**Records supplied:**

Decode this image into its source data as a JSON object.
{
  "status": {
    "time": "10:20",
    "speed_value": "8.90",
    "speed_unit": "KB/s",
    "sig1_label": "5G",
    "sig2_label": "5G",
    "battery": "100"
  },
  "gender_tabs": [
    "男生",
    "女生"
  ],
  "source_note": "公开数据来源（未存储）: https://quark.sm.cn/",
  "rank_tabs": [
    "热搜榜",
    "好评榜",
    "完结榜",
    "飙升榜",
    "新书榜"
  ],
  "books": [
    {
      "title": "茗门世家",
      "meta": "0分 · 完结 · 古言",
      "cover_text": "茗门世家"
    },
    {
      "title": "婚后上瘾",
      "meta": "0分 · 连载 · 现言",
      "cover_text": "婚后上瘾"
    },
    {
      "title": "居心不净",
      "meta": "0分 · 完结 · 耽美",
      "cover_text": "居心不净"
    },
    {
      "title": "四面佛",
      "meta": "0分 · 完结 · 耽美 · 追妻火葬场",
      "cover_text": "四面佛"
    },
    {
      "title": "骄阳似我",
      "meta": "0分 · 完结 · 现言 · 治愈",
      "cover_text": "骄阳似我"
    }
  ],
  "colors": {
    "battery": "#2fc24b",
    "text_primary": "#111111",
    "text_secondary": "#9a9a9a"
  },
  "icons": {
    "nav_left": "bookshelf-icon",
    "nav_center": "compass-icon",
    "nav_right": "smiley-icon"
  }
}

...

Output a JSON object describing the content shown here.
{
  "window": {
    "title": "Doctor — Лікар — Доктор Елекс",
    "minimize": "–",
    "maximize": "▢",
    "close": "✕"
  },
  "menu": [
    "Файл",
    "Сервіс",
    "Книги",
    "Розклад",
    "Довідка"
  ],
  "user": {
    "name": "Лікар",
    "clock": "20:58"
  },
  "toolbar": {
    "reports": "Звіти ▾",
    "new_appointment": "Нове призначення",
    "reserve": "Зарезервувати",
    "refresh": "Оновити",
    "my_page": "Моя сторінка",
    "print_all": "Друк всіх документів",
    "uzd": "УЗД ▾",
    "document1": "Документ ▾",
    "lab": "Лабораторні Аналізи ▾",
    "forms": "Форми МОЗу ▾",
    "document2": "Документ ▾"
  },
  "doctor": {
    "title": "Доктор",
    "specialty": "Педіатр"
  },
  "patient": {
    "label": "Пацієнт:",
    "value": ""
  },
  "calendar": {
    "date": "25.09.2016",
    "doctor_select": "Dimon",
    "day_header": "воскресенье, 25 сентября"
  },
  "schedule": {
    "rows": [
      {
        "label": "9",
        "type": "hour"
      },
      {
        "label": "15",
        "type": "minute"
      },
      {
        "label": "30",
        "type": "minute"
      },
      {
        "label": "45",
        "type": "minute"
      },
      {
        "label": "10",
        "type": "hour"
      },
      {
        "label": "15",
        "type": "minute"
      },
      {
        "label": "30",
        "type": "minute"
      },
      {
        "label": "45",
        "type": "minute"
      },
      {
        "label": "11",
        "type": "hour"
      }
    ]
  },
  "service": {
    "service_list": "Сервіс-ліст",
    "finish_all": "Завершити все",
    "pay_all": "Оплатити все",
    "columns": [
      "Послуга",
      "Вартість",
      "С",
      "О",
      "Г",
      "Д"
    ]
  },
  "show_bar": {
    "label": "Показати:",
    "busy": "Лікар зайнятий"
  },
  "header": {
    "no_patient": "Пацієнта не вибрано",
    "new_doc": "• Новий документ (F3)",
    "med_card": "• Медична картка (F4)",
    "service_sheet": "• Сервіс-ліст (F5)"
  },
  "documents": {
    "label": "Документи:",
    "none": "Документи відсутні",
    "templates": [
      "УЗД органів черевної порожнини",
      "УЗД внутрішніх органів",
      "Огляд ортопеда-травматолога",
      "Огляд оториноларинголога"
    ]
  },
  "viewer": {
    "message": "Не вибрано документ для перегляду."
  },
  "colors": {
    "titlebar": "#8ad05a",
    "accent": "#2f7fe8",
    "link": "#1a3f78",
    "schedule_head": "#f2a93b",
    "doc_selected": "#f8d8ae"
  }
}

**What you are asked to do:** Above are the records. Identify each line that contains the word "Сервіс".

**Exercise result:**
    "Сервіс",
    "service_list": "Сервіс-ліст",
    "service_sheet": "• Сервіс-ліст (F5)"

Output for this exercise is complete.